-According to Frum, midcentury American culture was "materially egalitarian but intellectually hierarchical," meaning that there was not as huge an economic gap between the wealthy and everyone else, but we recognized that some ideas can be superior to others, and popular culture at least tried to respect high standards of sophistication. But since the 1970s, these attitudes have flipped to their exact opposite. We are intellectually egalitarian and materially hierarchical. Middle-class people aren't usually offended by Bill Gates's wealth, but our culture treats all ideas as equal and would find it bigoted to do otherwise.

Industry: American industry started to have a serious problem with quality around the 1970s; it was turning out junk. In a survey, both workers and consumers largely said they are or would be embarrassed buying the products they made. But for some reason, industry responded not by raising quality, but by offering more unneeded features,luxuries and gimmicks. This resulted in what Frum calls "a vast tsunami of shlock" in the 1970s; eight-track players and tapes were part of that.

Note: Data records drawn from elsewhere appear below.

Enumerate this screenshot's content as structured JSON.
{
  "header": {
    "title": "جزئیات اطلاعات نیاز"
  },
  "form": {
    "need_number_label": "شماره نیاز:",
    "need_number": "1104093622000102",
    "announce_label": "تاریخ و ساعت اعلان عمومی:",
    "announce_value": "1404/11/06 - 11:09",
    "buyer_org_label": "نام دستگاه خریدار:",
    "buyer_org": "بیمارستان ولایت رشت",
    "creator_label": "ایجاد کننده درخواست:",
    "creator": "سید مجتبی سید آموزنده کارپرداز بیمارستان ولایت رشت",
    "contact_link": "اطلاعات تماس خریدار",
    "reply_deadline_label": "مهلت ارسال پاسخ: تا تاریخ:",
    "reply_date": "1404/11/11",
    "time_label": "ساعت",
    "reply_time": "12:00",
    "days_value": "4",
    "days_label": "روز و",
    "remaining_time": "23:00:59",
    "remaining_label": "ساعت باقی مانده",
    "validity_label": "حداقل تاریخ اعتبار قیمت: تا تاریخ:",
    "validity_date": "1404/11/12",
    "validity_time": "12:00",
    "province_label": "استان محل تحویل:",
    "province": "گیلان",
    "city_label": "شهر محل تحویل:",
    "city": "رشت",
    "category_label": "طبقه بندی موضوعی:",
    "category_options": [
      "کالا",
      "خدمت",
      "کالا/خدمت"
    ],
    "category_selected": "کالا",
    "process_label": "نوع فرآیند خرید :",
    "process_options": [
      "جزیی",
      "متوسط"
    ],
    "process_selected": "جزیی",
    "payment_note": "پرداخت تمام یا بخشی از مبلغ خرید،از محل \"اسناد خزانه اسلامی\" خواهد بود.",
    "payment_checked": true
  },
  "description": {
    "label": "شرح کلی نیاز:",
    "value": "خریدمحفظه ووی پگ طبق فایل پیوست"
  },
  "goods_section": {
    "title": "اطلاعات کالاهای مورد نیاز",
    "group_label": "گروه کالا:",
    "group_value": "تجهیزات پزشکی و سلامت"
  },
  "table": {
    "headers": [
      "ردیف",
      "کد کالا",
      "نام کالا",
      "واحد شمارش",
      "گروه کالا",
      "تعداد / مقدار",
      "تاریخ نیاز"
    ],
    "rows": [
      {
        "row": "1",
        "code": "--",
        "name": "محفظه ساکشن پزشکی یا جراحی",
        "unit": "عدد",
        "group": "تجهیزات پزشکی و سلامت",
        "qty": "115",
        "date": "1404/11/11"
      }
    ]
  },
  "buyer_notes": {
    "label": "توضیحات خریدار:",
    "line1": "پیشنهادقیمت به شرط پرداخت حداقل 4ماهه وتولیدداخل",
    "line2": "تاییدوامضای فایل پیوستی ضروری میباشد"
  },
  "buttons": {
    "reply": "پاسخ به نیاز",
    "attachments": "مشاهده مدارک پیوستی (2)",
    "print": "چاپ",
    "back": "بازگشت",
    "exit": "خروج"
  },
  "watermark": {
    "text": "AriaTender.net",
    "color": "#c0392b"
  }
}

The cynicism of the 1970s spawned several new trends in popular entertainment, many of which are institutions now. One is investigative reporting with a strong and deliberate tendency to smear people who had done nothing wrong with false accusations.
Another new trend was talk shows that made no attempt whatsoever to give the interviewee any sort of respect. Another was the comedy of Steve Martin as a deliberate expression of the new cynicism. Martin's material was, according to Frum, made deliberately unfunny, in order to mock the idea that any comedian's material could be funny.

Frum believes that the new individualism was so strong as to form a deliberate and strident religion of the self. The obsessions with health and fitness were so strong that you could be harangued by a grocery store checker if you bought food products they disapproved of, and especially if you smoked. This was the decade in which antismoking laws and social ostracism for smokers suddenly took off, and Frum believes it was because to consciously do something as toxic as smoking constituted blasphemy against the "new religion of the self."

America's industrial revolution, economic growth, and consumer prosperity have all been financed on credit far more than the same things were in Great Britain, and almost all the wealthiest people in American history, including Andrew Carnegie and John D. Rockefeller, used credit freely. Also, Frum claims the growth in credit borrowing is responsible for the growth in business success since the eighties, but also blames credit borrowing for "the often low character of American commercial morality." All of these are possible because American bankruptcy laws are some of the most lenient in the world.